» **EXERCISE DETAILS**: Every line in the entries that holds "value" should be identified and copied.

» **RECORDED INFORMATION**:
+ + + +

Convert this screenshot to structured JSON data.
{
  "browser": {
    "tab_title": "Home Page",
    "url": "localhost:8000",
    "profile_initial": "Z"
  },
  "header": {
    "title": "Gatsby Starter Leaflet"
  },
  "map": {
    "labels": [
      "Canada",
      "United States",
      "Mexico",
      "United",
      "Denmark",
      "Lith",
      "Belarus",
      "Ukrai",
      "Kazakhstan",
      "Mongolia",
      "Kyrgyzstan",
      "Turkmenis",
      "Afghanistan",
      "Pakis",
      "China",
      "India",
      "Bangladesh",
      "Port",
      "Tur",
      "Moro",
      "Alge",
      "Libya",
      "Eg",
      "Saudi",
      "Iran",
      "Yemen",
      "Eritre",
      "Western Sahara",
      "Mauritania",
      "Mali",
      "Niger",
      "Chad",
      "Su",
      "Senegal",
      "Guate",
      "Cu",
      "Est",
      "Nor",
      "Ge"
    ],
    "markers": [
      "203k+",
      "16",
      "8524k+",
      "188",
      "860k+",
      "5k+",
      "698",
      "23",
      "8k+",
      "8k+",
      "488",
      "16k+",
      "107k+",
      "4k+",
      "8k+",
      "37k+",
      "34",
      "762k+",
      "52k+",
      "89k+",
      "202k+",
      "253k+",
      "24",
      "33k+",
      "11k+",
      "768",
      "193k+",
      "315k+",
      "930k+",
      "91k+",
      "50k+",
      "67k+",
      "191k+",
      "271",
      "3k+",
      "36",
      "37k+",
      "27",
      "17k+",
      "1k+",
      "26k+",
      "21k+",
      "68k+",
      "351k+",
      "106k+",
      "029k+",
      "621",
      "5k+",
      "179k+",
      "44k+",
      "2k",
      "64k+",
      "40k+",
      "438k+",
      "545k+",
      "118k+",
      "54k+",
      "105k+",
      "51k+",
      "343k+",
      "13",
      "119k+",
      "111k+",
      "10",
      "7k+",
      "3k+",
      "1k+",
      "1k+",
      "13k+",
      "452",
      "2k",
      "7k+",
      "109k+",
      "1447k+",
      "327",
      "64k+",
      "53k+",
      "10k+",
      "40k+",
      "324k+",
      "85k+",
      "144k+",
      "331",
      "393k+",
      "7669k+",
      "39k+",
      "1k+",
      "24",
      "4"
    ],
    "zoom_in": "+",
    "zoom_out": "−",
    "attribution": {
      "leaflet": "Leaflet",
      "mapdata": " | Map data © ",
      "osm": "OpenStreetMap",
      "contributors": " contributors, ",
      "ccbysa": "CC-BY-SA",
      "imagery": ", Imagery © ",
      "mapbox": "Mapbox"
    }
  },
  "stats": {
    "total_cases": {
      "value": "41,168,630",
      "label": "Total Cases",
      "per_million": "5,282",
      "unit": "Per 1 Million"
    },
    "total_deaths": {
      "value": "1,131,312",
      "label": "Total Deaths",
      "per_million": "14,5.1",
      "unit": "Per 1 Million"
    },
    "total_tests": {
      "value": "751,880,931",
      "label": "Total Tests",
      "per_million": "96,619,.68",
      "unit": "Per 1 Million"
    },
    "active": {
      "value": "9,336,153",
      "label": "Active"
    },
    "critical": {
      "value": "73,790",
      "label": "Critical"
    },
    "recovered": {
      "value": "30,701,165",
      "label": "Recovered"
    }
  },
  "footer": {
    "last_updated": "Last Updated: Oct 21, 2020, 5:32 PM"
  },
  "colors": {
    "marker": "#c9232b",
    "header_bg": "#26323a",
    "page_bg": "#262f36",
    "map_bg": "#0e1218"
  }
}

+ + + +

» **OUTPUT FOR THIS TASK**:
      "value": "41,168,630",
      "value": "1,131,312",
      "value": "751,880,931",
      "value": "9,336,153",
      "value": "73,790",
      "value": "30,701,165",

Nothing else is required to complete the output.